Directions: Starting at the line that contains "Decode this image", write out each line exactly through the last one in the material below, and nothing more; omit all pictures.

Exercise materials:
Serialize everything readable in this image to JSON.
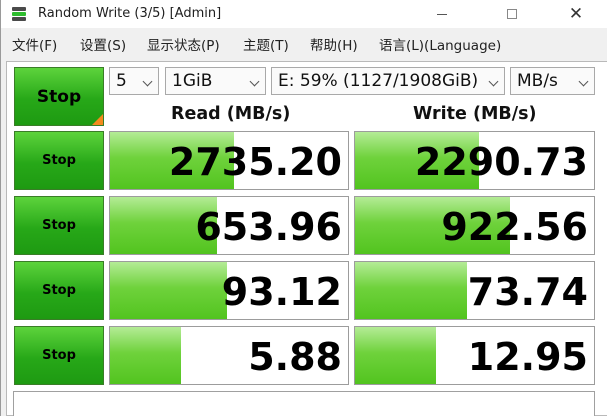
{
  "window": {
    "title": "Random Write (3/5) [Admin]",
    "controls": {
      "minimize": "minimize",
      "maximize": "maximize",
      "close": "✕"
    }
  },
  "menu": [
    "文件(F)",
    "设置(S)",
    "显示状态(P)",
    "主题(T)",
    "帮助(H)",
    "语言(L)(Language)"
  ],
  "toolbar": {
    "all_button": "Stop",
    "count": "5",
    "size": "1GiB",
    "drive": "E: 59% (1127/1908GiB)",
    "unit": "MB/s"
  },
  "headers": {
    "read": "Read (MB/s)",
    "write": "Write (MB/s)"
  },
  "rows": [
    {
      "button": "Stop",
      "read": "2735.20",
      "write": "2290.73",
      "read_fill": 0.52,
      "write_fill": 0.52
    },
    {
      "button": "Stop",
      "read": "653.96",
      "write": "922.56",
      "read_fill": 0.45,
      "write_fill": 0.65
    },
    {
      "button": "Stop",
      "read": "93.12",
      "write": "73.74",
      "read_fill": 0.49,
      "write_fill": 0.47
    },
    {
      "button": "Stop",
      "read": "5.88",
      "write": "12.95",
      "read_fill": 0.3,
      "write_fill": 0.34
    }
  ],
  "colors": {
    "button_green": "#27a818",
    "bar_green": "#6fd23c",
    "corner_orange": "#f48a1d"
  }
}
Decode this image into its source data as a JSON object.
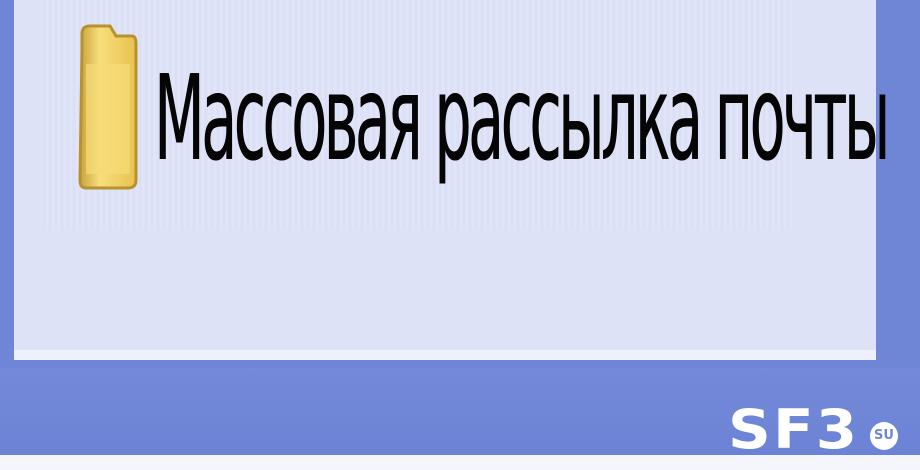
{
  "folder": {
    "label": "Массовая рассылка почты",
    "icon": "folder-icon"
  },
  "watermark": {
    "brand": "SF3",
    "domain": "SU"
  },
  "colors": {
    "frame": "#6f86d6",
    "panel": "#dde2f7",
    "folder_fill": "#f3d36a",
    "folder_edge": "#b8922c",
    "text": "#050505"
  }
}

Response box:
Decode this image into its source data as a JSON object.
{
  "folder": {
    "label": "Массовая рассылка почты",
    "icon": "folder-icon"
  },
  "watermark": {
    "brand": "SF3",
    "domain": "SU"
  },
  "colors": {
    "frame": "#6f86d6",
    "panel": "#dde2f7",
    "folder_fill": "#f3d36a",
    "folder_edge": "#b8922c",
    "text": "#050505"
  }
}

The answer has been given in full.